Health insurance for Americans is mainly split into three large buckets: Medicare for the elderly; Medicaid for lower-income people and private insurance for the employed. A report from the Altarum Institute finds that over the last few years these payment sources have had different spending trends driven by different factors. (Altarum Report) The report looks at trends following the recession. The headline item is that in the last year or so private insurance spending has begun to grow faster than public payer spending, a reversal of earlier post-recession years. In 2018, on an annualized basis, Medicaid accounts for 16.6% of total national health spending, or around $600 billion, Medicare is 20.2%, or about $730 billion, and private payer spending is 34.2%, or $1.24 trillion. The rest is out-of-pocket, military health programs and other miscellaneous sources. Since the recovery began in 2009, total Medicaid spending has grown by almost 73%, while Medicare spending rose 51% and private insurance increased 49%. The Medicaid spending growth was largely due to enrollment gains following the ACA expansion–yippee, more people getting “free”, gold-plated insurance coverage on the backs of taxpayers. On a more meaningful per person basis, private health plan spending has grown much more rapidly, at 46% over this time period, while Medicare per person spending rose 14.7% and Medicaid increased 14.9%.
On a per person basis, Medicare and Medicaid are growing at the about the rate of economic growth, while private insurance is growing much faster.
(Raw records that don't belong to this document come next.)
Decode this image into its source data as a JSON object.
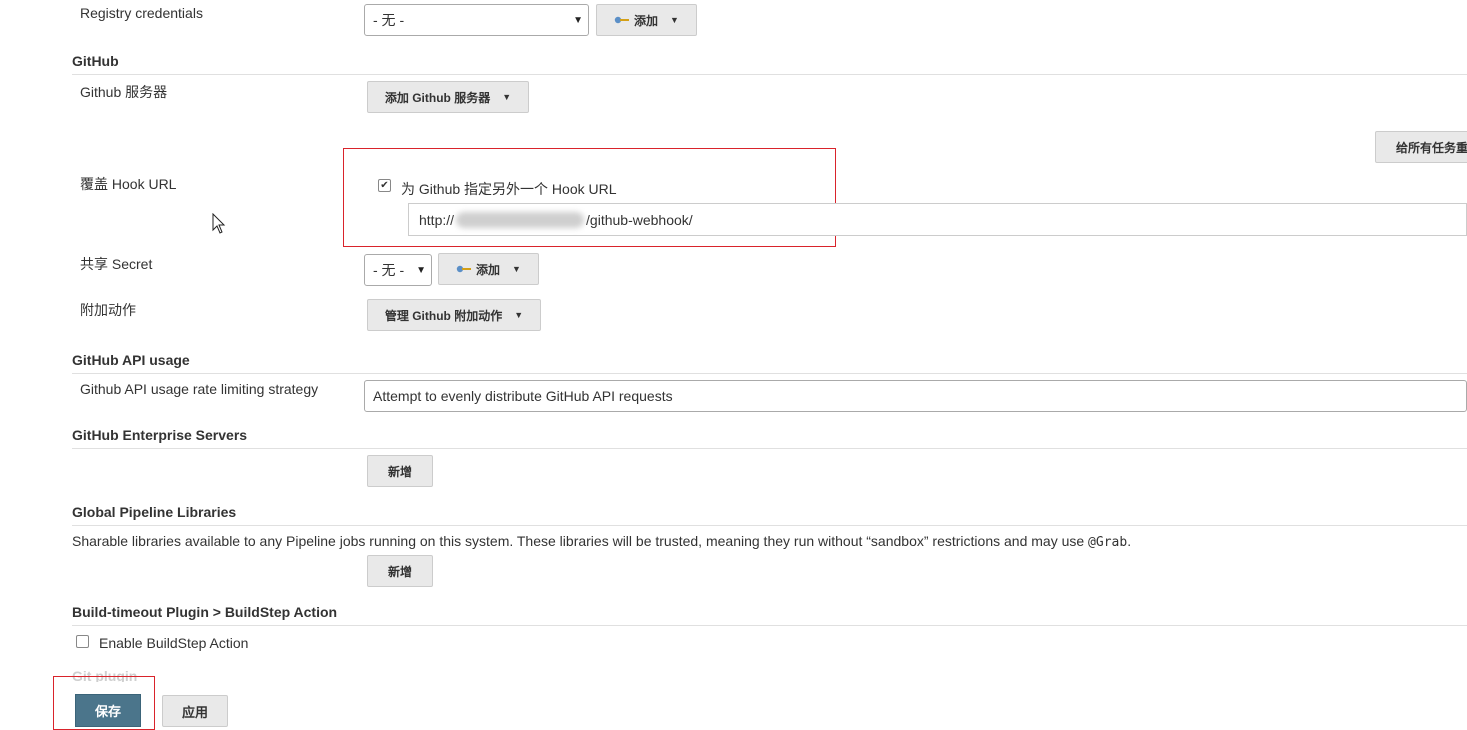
{
  "registry": {
    "label": "Registry credentials",
    "select_value": "- 无 -",
    "add_label": "添加"
  },
  "github": {
    "section_title": "GitHub",
    "servers_label": "Github 服务器",
    "add_server_label": "添加 Github 服务器",
    "re_register_label": "给所有任务重",
    "hook_url_label": "覆盖 Hook URL",
    "hook_checkbox_label": "为 Github 指定另外一个 Hook URL",
    "hook_checked": true,
    "hook_url_prefix": "http://",
    "hook_url_suffix": "/github-webhook/",
    "shared_secret_label": "共享 Secret",
    "shared_secret_value": "- 无 -",
    "shared_secret_add": "添加",
    "additional_actions_label": "附加动作",
    "manage_actions_label": "管理 Github 附加动作"
  },
  "api_usage": {
    "section_title": "GitHub API usage",
    "strategy_label": "Github API usage rate limiting strategy",
    "strategy_value": "Attempt to evenly distribute GitHub API requests"
  },
  "enterprise": {
    "section_title": "GitHub Enterprise Servers",
    "add_label": "新增"
  },
  "pipeline_libs": {
    "section_title": "Global Pipeline Libraries",
    "description_text": "Sharable libraries available to any Pipeline jobs running on this system. These libraries will be trusted, meaning they run without “sandbox” restrictions and may use",
    "description_code": "@Grab",
    "description_end": ".",
    "add_label": "新增"
  },
  "build_timeout": {
    "section_title": "Build-timeout Plugin > BuildStep Action",
    "enable_label": "Enable BuildStep Action",
    "enabled": false
  },
  "git_plugin": {
    "section_title": "Git plugin"
  },
  "footer": {
    "save_label": "保存",
    "apply_label": "应用"
  },
  "colors": {
    "highlight_border": "#d9232b",
    "save_button": "#4b758b"
  }
}
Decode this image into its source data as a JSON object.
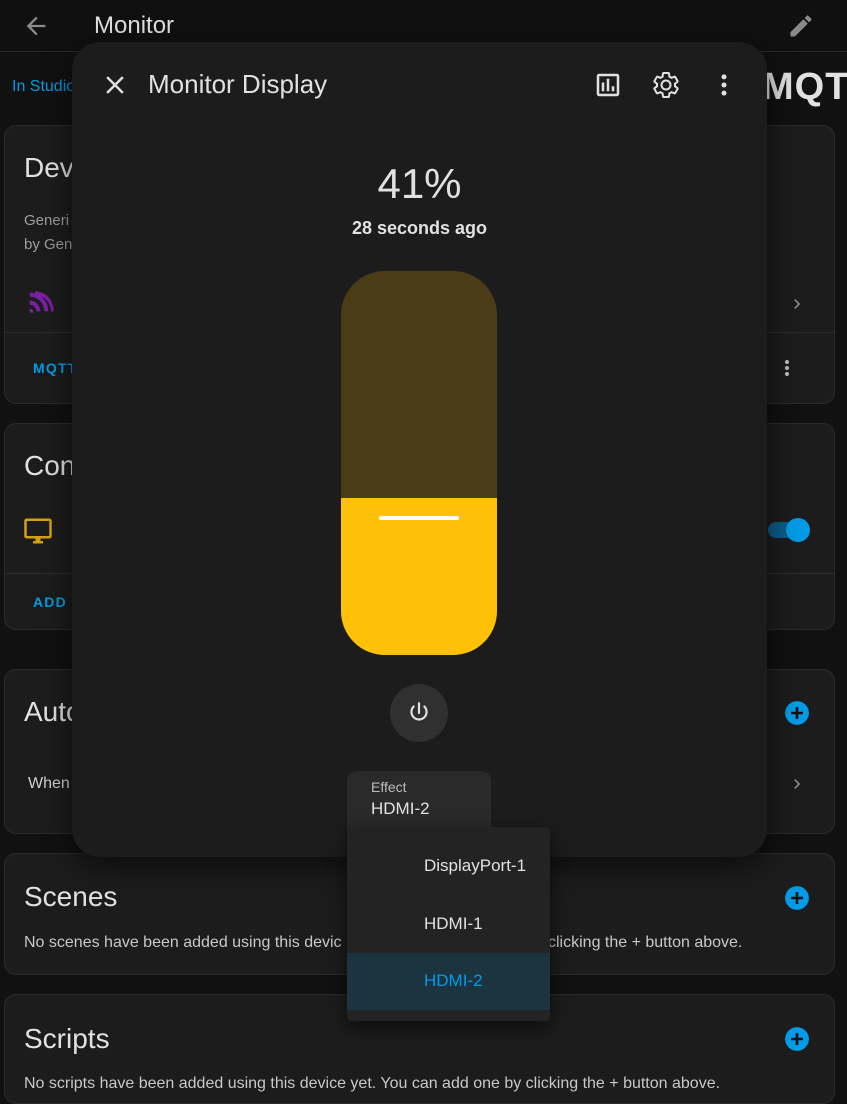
{
  "page": {
    "title": "Monitor",
    "area_link": "In Studio",
    "integration_logo": "MQTT"
  },
  "cards": {
    "device_info": {
      "title": "Dev",
      "model": "Generi",
      "manufacturer": "by Gen",
      "link_label": "MQTT"
    },
    "controls": {
      "title": "Con",
      "add_label": "ADD",
      "toggle_state": "on"
    },
    "automations": {
      "title": "Auto",
      "item_label": "When"
    },
    "scenes": {
      "title": "Scenes",
      "empty_left": "No scenes have been added using this devic",
      "empty_right": "clicking the + button above."
    },
    "scripts": {
      "title": "Scripts",
      "empty": "No scripts have been added using this device yet. You can add one by clicking the + button above."
    }
  },
  "dialog": {
    "title": "Monitor Display",
    "brightness_text": "41%",
    "brightness_value": 41,
    "last_changed": "28 seconds ago",
    "effect_label": "Effect",
    "effect_value": "HDMI-2",
    "accent_color": "#ffc107",
    "track_color": "#4a3c16"
  },
  "effect_menu": {
    "options": [
      "DisplayPort-1",
      "HDMI-1",
      "HDMI-2"
    ],
    "selected": "HDMI-2"
  },
  "colors": {
    "primary": "#039be5",
    "background": "#111111",
    "card": "#1c1c1c",
    "light_icon": "#d4a017",
    "mqtt_icon": "#7b1fa2"
  }
}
A desirable goal would be to bring the private payer spending growth rate down to the rate of GDP rises. Decomposing spending into its price and utilization components indicates that the reason for faster private payer growth is prices. From June 2014 to the present, prices paid by commercial health plans rose 8.2% while those paid by Medicare rose about 2.5% and Medicaid’s prices increased 2%. Utilization has also increased in the private system, but a lot of that utilization growth is “intensity”, the use of new treatments. These treatments tend to cost more, which again is really due to pricing. Almost all the growth in Medicare and Medicaid spending is related to enrollment increases. One likely cause of the recent acceleration in private insurance spending is the greater market power of providers, which allows them to charge more to private payers, while public ones like Medicaid and Medicare set reimbursement by fiat. It is critical to the control of national health spending, and to relieving out-of-pocket spending by hard-working, tax-paying citizens who are supporting all of the health system, that we address this pricing power issue soon.